I’ve just returned from a trip to Boulder. It was wonderful to be back there. Through my eyes I breathed in the vast open spaces of the high plains, the Front Range rising in the distance. Ah! That vista conjures up so much. I felt back home.
I took two buses to Loveland, thinking that Loveland, Colorado is one of the most magical names a town could dream of. When I changed buses I stood under a tremendous old tree in Longmont, and thought of Sal Paradise sleeping under a tremendous old tree in Longmont in On The Road. I beheld an even more tremendous old tree in the great sycamore that Naropa’s Arapahoe campus is built around.
I befriended a dog and a cat and a parrot, and saw again an old-friend dog and an old-friend cat, and I read some of a book about dogs, and I heard stories about squirrels and raccoons. I also heard some shocking stories about the floods in Colorado, about streets turned into rivers and houses swept away and rain that was silver and hammering, and shocking simply because it was so there. I went for a walk along Pine Street, visiting great friends as well as Mork and Mindy, and then passing by the house where we used to live, and finally heading to the Boulder Public Library, where I saw more flood damage.
I ate chile rellenos, and deep-fried Brussels sprouts, and espresso-glazed donuts, and an apple and kale salad that must rank among the best things I’ve ever eaten. Gluten-free has replaced soy as dietary neurosis. Lots of homeless people. I meandered down Pearl Street, and bought books in my favourite bookshops (the Boulder Book Store, Red Letter, and Trident); the weight of the twenty-five of them in our luggage confirm that print is not dead. I thrilled for various friends’ publications past, present and future. I went to yoga, and was taught how to speak to plants. I saw many old friends. Seeing old friends and meeting new ones was probably the best part of this trip.

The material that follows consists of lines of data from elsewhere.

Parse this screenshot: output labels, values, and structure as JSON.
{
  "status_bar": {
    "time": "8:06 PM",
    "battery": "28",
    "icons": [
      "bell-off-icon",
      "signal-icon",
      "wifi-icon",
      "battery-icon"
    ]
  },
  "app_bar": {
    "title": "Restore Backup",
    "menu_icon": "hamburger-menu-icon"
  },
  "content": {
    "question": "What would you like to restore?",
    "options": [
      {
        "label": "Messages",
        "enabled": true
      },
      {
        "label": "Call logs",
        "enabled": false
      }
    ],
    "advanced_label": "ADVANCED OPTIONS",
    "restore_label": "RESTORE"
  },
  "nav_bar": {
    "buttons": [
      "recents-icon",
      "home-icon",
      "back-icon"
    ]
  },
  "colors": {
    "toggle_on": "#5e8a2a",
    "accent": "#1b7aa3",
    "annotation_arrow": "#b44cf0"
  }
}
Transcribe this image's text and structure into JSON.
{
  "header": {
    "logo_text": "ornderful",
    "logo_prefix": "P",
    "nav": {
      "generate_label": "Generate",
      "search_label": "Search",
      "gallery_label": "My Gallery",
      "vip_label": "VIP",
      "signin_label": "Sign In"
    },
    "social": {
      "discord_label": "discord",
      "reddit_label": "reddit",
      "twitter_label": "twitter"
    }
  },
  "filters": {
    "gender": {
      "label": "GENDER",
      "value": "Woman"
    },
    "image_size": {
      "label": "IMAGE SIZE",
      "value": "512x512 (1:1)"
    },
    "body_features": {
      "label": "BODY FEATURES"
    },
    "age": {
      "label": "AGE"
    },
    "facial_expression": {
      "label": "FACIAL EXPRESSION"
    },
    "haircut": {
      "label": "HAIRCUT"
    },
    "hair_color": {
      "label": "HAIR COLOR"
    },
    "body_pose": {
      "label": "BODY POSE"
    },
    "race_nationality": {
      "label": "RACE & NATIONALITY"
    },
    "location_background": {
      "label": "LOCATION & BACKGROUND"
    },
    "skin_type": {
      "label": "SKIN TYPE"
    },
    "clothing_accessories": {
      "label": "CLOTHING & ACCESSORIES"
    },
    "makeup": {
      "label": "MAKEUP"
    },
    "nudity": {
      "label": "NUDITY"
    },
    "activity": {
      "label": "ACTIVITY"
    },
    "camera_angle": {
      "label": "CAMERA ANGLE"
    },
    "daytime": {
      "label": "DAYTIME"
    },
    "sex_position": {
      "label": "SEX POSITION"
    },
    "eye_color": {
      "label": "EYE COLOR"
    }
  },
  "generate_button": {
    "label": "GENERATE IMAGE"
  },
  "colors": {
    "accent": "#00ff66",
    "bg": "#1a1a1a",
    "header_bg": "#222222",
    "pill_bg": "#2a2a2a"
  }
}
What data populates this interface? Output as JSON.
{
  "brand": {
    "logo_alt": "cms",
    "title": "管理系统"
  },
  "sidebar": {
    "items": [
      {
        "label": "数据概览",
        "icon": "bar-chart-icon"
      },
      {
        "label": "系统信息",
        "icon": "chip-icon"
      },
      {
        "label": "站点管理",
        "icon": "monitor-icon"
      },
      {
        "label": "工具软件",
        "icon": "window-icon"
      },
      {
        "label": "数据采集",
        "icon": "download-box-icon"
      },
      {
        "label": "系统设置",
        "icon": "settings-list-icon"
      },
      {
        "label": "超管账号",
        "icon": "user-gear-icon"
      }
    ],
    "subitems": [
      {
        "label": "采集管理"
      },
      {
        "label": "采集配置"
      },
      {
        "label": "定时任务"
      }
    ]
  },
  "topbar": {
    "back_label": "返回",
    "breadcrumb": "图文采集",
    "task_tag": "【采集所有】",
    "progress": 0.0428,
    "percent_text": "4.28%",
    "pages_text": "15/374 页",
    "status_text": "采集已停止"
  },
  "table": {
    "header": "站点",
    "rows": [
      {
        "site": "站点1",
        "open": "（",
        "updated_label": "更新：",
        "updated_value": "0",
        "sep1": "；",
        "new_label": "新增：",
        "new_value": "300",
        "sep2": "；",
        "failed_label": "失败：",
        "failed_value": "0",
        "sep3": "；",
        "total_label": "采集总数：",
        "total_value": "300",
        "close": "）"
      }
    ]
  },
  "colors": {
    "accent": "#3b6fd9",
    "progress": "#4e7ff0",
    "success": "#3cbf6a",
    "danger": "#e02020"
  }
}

A particular highlight was visiting a class at Naropa. Thank you for making me welcome, o writers of Experimental Prose, and for giving me a copper heart from the class shrine. Afterwards, I realised, this gift made me feel like the Tin Man. And there was I thinking I was more like Dorothy. (Ella: you make a great Wizard. Bhanu: you are a great teacher.)
This reminds me of another Dorothy, a member of the British Airways staff we befriended on trips through Denver airport when we lived in Colorado. She was English, from Malvern. She’d married an airman and moved to Colorado, another Dorothy in the wide open spaces of the American West, but this one a Midlander. She had the best stories, the best lines. ‘Here, have a bottle of champagne and a crap sandwich.’ ‘Have rods been through these?’ (She was talking about curtains, relative to customer service in England.) We like to think we are friends of Dorothy. And there’s no place like home. This Dorothy had homes in two places.
Even though my home is now London, Boulder will always feel like home to me in some way or other too. For various reasons, and because life is always complicated (and yes, these are First World problems), living in Boulder was not always easy, just as now living in London is not always easy, as any Londoner will agree, and as I discussed with natives of London in Colorado. And just as complicated are the attachments and nostalgias you can feel for a place you’ve left. Home is such a rich idea, but it can be complicated, can’t it?
But life goes on, and we make accommodations, and indeed we use the power of that word accommodate to settle ourselves into a place. What was instructive, a while back, was one of those Colorado-resident natives of London telling me that Boulder would always be a home for me. Even if I’m not living there, it simply occupies a space within me, and I just have to create space for that and let it be. It’s as easy as that. If we think in practical terms (a flight, a passport), every now and then we can physically go home again too: it’s always there, available, if we let it. And of course we are lucky today to have other ways to maintain connections too (Facebook has its uses). But most of all it’s a state of mind, or maybe the heart. The Dorothy stranded in Oz was looking for home, and eventually found home was wherever she made it, and perhaps however she made it; there’s no place like home, and that was Oz as much as Kansas.
I’m thinking too of the powerful conclusion of The Satanic Verses, and the ways in which its characters succeed (or fail) at creating homes for themselves. So many great and well-loved books are about the search for home.
For this week’s writing experiment: Write yourself back to another home of your own that you created for yourself. Somewhere you know well, even though you are no longer there. Somewhere you made home (rather than the home you were born into). A place you can return to, maybe. If you want, do this for a character of your creating. Or fashion an ‘I Remember’ out of your reminiscences of what once made someplace your home.
Establish a setting, and maybe people this landscape with a memorable character or two. Think about tone, maybe write with affection, and to bring that place to life you’ll probably need (as ever) concrete and specific details.